There exist four Uzbek exclaves, all of them surrounded by Kyrgyz territory in the Fergana Valley region where Kyrgyzstan, Tajikistan and Uzbekistan meet. Two of them are the towns of Sokh and Shah-i-Mardan; the two other are the tiny territories of Kalacha and Dzhangail located north of Sokh and north-west of Shah-i-Mardan respectively. (Palmberg.)

Sokh is according to own calculations 228.8 kmē and is quoted to have a population of 42,800 (1993), although some estimates go as high as 70,000. 99% Tajiks, the rest Kyrgyz.

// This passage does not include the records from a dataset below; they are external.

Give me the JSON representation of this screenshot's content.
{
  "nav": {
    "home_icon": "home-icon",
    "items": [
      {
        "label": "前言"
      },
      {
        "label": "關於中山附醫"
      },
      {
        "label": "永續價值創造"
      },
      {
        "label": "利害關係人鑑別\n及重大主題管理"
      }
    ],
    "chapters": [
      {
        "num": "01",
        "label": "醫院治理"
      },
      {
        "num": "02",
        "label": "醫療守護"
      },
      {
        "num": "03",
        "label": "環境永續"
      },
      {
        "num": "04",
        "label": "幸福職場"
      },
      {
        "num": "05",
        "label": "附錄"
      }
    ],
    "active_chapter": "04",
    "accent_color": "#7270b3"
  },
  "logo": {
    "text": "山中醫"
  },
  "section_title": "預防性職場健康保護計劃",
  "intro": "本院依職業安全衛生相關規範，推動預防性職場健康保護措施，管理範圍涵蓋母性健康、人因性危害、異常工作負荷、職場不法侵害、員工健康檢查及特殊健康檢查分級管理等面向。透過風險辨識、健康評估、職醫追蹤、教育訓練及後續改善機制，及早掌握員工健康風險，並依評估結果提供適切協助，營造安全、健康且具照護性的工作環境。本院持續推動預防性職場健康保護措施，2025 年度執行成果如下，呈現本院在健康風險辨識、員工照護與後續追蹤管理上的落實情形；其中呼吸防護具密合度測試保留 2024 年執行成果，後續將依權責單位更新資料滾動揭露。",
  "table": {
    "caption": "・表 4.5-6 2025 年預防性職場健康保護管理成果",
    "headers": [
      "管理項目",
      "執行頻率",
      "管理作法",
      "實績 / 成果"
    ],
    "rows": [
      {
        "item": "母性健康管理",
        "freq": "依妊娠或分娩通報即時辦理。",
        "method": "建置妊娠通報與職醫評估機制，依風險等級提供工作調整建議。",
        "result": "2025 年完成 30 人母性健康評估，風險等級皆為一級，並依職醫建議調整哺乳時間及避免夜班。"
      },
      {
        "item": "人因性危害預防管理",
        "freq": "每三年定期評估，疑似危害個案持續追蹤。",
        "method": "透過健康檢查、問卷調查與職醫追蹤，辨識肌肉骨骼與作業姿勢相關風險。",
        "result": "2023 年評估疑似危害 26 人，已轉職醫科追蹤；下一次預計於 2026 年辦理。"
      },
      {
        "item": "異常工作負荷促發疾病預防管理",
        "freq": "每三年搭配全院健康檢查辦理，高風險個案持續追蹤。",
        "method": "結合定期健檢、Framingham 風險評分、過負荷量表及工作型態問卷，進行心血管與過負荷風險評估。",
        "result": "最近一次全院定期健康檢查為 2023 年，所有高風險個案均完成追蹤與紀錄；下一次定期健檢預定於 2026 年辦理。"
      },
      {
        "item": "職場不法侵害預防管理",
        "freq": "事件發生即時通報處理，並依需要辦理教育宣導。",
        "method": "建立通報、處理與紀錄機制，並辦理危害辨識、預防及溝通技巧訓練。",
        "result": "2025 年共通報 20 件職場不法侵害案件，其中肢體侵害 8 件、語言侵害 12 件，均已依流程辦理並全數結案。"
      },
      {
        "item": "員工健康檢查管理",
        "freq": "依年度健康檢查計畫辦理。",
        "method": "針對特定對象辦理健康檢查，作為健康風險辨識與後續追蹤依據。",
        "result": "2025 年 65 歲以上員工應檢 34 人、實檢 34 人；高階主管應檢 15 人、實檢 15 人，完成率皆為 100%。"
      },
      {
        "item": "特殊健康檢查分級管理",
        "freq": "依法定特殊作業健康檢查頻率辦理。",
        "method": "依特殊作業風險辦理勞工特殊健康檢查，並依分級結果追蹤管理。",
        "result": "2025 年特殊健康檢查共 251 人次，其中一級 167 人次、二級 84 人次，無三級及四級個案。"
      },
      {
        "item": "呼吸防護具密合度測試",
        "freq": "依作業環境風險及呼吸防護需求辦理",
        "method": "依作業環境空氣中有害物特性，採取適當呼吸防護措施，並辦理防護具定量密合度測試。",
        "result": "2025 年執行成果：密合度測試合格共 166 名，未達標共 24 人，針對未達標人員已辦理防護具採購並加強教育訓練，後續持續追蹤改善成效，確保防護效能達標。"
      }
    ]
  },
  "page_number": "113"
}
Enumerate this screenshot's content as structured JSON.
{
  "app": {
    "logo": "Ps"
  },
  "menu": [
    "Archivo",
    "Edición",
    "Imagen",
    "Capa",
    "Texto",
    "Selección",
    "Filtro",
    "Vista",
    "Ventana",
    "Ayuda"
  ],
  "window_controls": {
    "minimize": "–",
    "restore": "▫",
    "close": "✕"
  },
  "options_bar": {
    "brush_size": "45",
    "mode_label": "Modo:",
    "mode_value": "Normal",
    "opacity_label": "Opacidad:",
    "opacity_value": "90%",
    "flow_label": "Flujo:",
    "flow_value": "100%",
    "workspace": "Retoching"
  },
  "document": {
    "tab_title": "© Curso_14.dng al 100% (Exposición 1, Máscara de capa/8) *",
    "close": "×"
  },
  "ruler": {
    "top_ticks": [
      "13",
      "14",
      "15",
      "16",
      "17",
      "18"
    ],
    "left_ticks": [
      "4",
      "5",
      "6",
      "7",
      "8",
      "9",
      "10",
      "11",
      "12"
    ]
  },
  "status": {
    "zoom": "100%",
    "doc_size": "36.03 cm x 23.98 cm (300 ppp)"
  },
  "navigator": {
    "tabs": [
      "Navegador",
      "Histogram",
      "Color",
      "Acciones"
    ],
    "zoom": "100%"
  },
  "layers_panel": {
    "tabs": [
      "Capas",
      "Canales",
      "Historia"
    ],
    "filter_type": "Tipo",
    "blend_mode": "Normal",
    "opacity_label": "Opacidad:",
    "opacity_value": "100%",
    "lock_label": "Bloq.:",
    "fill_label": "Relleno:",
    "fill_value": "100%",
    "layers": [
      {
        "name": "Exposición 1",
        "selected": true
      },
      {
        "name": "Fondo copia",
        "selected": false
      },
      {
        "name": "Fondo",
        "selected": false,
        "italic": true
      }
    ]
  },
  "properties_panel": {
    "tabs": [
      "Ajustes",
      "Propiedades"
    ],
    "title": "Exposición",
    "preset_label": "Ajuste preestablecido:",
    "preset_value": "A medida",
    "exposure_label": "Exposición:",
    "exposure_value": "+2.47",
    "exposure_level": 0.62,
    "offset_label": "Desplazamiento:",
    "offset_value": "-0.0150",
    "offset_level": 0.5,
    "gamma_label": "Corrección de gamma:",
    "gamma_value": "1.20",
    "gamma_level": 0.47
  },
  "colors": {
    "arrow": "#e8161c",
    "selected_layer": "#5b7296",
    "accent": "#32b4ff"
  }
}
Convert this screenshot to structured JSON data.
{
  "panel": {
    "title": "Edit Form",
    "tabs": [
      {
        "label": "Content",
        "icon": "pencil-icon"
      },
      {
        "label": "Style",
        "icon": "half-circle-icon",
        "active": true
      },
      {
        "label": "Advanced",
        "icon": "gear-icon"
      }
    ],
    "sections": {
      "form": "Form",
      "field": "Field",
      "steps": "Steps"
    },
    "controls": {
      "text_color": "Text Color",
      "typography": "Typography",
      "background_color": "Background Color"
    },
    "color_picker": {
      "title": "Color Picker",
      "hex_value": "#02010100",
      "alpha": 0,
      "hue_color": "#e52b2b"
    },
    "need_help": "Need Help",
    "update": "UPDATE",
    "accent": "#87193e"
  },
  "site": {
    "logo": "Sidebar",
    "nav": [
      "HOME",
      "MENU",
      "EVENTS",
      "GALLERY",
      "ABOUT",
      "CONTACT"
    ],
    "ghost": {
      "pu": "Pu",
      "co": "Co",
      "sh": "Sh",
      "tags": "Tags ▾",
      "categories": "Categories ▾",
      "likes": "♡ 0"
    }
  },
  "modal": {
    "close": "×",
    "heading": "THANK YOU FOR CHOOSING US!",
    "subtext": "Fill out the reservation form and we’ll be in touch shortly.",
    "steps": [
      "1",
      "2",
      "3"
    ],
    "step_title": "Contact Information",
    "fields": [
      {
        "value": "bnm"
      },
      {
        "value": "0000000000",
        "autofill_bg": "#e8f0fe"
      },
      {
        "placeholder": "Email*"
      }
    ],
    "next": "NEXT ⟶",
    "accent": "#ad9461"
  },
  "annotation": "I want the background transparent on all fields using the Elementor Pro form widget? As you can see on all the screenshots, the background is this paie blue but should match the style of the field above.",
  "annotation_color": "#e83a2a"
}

Ortomap of the Vorukh enclave. (Click on the image.)

Kalacha is a tiny exclave, 3,5 km long and 1 km on its widest.

Ortomap of the Kalacha enclave. (Click on the image.)

Shah-i-Mardan is according to own calculations 38.2 kmē and with a population of 5,100 (1993). 91% Uzbeks, 9% Kyrgyz.

Ortomap of the Shah-i-Mardan enclave. (Click on the image.)

Dzhangail exclave is about 1700 m long and 850 m wide. 

Ortomap of the Dzhangail enclave. It has not been possible to get verified if the exclave still is alive as of January 2012.  (Click on the image.)

Possible location of the Dzhangail exclave. The entire exclave appears to consist from farmland and seems to be uninhabited.


  1. All map images on this page are from Atlas avtomobil'nikh dorog, Belarus 1999, ISBN 985-409-022-1.
  2. Ortomaps are from Google Earth as presented in February 2012.


  1. Uzbekistan/Kyrgyzstan: Prime Ministers Agreed On Land Swap
  2. Enclave Politics Between Bishkek and Tashkent Poison Relations by Maria Utyaganova ((05/09/2001 issue of the CACI Analyst)


This page was last time updated 26/02/12 .